**Source data**
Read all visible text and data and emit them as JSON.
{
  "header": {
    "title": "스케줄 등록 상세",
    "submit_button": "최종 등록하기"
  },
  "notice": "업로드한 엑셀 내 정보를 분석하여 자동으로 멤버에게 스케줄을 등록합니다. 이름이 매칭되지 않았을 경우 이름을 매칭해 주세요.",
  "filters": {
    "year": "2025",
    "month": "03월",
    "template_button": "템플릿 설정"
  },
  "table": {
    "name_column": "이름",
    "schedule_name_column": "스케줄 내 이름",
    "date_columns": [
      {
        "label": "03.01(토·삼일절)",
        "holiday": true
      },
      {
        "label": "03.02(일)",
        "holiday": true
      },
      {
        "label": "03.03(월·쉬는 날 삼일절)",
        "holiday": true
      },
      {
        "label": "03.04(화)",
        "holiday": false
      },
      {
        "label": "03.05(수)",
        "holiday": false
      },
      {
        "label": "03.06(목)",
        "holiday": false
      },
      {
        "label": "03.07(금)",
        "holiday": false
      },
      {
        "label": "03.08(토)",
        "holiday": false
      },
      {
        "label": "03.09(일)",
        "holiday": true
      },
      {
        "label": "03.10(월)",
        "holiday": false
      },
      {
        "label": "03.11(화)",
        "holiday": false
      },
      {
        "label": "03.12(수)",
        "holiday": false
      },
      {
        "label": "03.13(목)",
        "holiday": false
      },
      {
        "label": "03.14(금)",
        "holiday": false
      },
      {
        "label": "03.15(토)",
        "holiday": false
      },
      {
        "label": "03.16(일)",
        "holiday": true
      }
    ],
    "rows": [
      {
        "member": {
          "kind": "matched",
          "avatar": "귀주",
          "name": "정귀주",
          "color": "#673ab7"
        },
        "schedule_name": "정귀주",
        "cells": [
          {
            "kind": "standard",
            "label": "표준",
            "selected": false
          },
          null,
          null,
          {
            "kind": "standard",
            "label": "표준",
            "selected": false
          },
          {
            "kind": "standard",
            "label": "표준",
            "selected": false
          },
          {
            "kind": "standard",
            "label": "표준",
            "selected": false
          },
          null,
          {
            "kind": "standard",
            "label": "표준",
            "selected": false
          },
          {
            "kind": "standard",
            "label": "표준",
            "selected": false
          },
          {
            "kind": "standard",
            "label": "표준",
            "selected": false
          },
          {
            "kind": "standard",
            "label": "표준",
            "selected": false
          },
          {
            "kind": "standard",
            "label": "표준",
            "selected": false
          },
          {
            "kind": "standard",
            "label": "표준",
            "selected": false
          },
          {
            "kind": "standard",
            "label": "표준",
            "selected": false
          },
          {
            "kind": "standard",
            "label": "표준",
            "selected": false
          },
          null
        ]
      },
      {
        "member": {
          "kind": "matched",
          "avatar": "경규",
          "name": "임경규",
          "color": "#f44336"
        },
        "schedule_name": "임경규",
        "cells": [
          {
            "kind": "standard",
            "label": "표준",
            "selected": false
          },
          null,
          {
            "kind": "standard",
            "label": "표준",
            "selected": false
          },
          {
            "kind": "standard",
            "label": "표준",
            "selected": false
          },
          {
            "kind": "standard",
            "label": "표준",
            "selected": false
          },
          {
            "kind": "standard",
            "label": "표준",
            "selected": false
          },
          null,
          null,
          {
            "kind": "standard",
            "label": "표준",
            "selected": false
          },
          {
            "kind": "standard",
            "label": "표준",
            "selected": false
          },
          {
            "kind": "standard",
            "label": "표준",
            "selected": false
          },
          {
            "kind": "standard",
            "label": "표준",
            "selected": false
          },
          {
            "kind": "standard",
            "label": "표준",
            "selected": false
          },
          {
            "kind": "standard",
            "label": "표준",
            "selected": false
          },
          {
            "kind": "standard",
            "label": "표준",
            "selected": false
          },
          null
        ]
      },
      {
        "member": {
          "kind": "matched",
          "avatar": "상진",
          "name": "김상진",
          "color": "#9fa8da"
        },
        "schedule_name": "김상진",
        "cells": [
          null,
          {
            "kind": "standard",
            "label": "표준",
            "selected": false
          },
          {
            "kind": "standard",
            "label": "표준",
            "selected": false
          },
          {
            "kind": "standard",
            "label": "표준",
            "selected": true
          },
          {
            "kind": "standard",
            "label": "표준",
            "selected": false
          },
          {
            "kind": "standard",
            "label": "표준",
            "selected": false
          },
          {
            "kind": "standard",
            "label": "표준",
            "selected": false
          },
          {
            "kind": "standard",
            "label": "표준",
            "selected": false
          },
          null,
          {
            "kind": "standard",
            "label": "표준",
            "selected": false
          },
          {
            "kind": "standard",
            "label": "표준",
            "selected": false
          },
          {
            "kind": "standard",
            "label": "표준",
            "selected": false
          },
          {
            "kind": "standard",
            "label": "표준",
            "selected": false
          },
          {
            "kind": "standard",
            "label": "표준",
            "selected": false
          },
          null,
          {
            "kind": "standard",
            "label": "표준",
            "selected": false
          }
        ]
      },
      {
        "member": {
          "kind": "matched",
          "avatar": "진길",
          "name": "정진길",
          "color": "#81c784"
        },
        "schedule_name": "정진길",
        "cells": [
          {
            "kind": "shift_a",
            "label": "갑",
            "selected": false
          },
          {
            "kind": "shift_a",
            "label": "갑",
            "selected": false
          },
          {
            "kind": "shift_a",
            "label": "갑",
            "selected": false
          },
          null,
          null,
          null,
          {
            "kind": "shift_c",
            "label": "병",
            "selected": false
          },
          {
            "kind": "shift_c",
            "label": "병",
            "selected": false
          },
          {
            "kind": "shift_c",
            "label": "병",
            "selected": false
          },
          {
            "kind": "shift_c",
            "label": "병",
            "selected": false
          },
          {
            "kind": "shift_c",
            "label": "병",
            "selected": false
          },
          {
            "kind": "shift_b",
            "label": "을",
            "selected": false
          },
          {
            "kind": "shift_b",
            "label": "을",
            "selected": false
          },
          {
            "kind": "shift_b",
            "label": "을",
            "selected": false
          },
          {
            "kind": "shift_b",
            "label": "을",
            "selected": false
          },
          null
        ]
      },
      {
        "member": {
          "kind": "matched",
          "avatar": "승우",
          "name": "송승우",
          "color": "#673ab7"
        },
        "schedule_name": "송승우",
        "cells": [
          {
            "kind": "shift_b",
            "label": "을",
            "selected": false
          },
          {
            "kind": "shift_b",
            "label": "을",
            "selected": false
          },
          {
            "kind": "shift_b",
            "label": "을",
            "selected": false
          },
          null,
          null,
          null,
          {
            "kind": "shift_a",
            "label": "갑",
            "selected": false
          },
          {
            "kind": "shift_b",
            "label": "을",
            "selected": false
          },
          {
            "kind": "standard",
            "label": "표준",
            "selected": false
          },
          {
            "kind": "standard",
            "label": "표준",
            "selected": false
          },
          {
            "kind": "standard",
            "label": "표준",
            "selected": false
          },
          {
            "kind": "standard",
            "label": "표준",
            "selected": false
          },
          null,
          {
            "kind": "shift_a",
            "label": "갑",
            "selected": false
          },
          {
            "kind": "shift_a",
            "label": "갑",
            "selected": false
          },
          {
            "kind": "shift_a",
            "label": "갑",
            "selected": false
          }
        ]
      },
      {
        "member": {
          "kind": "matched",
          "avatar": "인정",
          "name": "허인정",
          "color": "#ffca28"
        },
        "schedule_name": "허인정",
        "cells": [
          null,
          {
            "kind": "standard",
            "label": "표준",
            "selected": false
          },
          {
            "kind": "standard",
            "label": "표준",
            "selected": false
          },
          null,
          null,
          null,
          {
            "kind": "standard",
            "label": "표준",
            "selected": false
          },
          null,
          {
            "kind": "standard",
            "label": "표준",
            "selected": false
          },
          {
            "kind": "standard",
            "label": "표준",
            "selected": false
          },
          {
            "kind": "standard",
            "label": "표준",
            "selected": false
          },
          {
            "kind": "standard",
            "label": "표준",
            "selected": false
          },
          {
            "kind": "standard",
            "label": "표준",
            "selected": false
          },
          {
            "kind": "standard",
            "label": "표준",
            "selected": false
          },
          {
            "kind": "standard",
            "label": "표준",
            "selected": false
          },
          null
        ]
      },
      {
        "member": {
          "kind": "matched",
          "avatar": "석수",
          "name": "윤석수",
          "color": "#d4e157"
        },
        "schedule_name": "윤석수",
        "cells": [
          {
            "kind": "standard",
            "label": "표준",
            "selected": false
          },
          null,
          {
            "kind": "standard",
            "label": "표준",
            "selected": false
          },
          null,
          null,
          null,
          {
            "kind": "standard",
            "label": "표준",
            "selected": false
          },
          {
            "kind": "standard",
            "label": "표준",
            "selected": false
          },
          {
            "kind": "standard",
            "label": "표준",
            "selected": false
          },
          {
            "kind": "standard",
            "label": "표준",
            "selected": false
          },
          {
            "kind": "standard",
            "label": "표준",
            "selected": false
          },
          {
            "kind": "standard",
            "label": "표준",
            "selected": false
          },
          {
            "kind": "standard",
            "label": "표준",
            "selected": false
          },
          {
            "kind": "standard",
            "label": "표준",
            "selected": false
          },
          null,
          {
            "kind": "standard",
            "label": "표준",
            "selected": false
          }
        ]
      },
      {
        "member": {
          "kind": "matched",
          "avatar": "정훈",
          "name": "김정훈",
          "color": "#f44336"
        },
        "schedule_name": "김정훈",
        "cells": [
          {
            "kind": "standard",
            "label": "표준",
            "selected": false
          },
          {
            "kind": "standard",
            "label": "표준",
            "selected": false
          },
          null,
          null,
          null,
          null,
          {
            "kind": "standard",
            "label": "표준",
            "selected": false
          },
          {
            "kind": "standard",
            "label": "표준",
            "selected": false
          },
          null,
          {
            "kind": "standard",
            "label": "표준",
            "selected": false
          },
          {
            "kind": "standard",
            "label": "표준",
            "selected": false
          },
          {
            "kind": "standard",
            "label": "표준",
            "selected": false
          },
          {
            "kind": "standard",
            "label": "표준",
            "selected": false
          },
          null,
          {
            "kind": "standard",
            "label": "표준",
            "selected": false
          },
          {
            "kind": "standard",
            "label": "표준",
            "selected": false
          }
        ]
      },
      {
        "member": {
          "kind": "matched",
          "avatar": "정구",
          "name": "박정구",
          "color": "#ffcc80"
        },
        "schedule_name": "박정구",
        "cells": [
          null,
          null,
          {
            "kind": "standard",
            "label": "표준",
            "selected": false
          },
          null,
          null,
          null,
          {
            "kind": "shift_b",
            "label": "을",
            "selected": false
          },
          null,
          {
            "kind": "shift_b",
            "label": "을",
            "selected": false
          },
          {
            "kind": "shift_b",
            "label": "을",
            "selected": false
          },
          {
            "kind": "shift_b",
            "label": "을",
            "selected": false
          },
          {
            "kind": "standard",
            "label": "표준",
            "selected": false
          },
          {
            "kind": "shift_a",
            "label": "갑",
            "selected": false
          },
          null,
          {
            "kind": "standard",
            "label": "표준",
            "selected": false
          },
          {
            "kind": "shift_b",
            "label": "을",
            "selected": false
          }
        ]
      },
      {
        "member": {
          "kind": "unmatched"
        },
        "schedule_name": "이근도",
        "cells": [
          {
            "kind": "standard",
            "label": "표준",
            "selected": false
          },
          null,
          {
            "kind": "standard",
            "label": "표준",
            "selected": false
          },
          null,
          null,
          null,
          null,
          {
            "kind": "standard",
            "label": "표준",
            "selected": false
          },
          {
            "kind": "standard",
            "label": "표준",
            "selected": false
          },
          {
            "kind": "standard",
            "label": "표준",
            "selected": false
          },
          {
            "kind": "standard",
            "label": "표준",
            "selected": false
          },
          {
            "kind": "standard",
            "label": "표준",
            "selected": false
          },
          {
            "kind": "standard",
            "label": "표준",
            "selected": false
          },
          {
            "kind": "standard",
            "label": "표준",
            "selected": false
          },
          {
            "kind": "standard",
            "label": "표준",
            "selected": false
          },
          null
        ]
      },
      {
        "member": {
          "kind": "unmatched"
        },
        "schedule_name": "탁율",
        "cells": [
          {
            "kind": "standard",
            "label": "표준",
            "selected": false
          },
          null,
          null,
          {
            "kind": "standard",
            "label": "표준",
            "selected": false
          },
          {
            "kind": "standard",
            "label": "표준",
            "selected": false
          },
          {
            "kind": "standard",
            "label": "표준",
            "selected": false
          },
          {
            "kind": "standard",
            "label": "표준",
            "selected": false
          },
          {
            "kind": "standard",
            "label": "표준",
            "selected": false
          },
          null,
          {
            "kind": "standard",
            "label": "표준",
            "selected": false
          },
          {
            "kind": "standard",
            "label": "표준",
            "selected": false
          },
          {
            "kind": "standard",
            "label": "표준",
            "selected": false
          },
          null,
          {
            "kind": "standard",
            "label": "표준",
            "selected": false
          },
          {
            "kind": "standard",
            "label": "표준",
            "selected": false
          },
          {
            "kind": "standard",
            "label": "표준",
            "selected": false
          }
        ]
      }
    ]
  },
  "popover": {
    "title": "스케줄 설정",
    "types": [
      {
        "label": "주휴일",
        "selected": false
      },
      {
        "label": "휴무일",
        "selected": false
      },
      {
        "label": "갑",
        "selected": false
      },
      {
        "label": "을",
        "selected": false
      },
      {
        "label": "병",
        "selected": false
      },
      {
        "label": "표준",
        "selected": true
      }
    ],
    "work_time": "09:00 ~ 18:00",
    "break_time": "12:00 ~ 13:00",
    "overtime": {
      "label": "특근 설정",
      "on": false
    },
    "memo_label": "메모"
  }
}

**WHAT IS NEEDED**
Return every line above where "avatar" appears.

**EXERCISE ANSWER**
          "avatar": "귀주",
          "avatar": "경규",
          "avatar": "상진",
          "avatar": "진길",
          "avatar": "승우",
          "avatar": "인정",
          "avatar": "석수",
          "avatar": "정훈",
          "avatar": "정구",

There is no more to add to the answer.